Should you commit, you’ll have, firstly, the strangest sensation of being outdoors. The entire film, a documentary, is composed of quiet, still moments, far from the city. Trees sway in the breeze; occasionally you’ll hear a distant car pass. People do not invade these shots, at least not living ones. Profit Motive is composed almost entirely of footage captured at grave sites. The daytime serenity of these resting places proves absorbing. If your mind wanders, it’ll be doing exactly what it might have if you’d actually ventured out to pay your respects.

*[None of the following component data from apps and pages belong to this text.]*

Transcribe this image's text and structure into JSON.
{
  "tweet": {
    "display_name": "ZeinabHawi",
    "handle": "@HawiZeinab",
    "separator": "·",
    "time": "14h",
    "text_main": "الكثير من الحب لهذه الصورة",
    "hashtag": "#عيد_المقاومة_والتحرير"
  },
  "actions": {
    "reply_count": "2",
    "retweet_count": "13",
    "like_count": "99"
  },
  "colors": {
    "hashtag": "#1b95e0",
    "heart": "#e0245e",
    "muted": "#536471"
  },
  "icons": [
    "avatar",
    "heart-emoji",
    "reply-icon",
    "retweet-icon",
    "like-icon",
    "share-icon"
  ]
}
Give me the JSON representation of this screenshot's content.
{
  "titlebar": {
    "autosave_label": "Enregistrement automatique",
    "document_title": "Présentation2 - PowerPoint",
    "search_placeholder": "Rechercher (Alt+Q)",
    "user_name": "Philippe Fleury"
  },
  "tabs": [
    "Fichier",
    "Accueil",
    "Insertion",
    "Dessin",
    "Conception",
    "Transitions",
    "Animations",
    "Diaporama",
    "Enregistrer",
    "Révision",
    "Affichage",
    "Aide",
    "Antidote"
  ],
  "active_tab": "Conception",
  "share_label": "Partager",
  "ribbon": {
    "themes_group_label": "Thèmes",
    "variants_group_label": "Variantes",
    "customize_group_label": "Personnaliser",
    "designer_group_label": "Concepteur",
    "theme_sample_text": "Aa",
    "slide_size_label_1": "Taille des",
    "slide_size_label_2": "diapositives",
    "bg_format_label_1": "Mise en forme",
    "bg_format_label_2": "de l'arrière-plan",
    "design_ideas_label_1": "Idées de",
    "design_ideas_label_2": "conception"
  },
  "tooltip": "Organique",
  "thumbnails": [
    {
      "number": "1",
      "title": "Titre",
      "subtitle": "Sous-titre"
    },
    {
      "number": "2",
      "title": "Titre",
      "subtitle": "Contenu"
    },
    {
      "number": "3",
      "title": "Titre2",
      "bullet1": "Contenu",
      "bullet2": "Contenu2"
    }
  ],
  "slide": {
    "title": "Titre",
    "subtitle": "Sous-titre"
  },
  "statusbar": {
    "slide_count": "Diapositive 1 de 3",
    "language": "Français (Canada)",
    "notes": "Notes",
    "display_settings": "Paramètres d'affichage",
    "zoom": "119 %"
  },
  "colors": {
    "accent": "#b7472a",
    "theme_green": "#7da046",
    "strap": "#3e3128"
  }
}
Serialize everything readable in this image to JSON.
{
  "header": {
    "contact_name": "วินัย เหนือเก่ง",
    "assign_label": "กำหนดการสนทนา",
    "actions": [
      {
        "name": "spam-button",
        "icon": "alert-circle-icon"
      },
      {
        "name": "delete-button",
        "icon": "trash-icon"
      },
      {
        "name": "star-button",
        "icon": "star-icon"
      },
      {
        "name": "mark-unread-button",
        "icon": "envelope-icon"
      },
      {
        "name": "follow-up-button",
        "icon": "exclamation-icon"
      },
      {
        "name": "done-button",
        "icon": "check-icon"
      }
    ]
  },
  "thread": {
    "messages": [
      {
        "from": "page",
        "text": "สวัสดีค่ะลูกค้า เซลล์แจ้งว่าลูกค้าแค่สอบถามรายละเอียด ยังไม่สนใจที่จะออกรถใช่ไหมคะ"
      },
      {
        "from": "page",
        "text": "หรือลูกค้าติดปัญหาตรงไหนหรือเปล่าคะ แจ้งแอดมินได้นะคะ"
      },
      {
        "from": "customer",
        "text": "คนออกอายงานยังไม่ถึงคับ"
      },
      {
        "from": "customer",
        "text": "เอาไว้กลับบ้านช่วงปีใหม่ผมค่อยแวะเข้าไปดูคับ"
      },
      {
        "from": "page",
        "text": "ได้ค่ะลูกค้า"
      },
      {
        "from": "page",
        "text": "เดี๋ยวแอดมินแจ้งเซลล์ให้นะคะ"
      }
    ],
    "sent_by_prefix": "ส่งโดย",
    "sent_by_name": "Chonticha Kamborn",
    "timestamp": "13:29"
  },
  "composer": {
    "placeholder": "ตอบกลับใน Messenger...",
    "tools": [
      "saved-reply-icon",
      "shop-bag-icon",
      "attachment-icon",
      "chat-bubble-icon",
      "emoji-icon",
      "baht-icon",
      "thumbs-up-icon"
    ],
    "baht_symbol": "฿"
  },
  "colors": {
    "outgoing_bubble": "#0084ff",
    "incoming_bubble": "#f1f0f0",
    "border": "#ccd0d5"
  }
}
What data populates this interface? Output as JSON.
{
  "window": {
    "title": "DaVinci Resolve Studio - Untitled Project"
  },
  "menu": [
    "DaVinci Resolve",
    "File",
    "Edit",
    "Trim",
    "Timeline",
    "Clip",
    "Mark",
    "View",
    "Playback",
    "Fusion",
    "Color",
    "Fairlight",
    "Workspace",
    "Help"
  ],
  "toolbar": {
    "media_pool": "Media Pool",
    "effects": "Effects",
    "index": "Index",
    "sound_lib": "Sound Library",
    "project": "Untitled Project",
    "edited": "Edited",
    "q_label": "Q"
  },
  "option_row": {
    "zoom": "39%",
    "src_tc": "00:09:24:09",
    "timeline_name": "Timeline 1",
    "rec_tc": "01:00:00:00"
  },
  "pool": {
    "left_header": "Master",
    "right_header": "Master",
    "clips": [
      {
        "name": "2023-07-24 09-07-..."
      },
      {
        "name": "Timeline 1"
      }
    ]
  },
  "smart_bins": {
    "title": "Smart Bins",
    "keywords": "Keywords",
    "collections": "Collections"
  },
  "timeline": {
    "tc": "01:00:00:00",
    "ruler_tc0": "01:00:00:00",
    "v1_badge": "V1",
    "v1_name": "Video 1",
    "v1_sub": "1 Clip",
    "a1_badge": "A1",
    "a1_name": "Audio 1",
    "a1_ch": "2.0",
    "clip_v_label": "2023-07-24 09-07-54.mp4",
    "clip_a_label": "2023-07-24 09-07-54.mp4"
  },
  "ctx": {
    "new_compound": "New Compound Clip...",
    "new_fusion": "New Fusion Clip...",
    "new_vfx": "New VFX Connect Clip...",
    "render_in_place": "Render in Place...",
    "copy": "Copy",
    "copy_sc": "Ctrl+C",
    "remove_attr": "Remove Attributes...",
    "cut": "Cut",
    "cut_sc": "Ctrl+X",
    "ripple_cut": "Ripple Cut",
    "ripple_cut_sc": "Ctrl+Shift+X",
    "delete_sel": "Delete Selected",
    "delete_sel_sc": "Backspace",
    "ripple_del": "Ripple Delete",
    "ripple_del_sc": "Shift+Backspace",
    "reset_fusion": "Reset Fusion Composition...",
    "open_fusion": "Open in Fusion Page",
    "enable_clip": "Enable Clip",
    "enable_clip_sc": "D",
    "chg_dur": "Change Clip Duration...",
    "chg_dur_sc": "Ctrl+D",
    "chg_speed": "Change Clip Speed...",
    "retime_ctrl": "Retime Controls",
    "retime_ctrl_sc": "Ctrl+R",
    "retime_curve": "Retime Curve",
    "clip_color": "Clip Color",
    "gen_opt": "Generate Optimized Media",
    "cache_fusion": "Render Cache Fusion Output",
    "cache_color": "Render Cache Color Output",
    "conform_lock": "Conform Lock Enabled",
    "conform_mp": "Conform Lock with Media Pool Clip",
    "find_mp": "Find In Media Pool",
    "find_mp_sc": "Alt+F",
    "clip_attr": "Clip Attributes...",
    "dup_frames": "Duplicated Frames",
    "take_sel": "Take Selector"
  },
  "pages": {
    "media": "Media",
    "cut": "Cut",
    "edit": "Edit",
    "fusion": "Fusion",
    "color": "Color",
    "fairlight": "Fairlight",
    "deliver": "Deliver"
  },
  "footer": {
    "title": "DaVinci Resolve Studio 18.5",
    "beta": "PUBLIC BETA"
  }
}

Then there are the names of the fallen themselves: stately, solemn, sure to inspire. From Thomas Paine and Eugene Debs to Malcolm X and César Chávez, the doc quietly constructs a chronology of American rebellion, of strivers, laborers and rioters. Even if other names mean nothing to you, they stir with the finality of death (they’re taken from Howard Zinn’s A People’s History of the United States). Gianvito, to his achievement, weds a socialist remembrance with the land itself; his film suggests the naturalness of American defiance, poured into its very soil. You begin to wonder how these people might have sacrificed an hour—and suddenly, it’s over.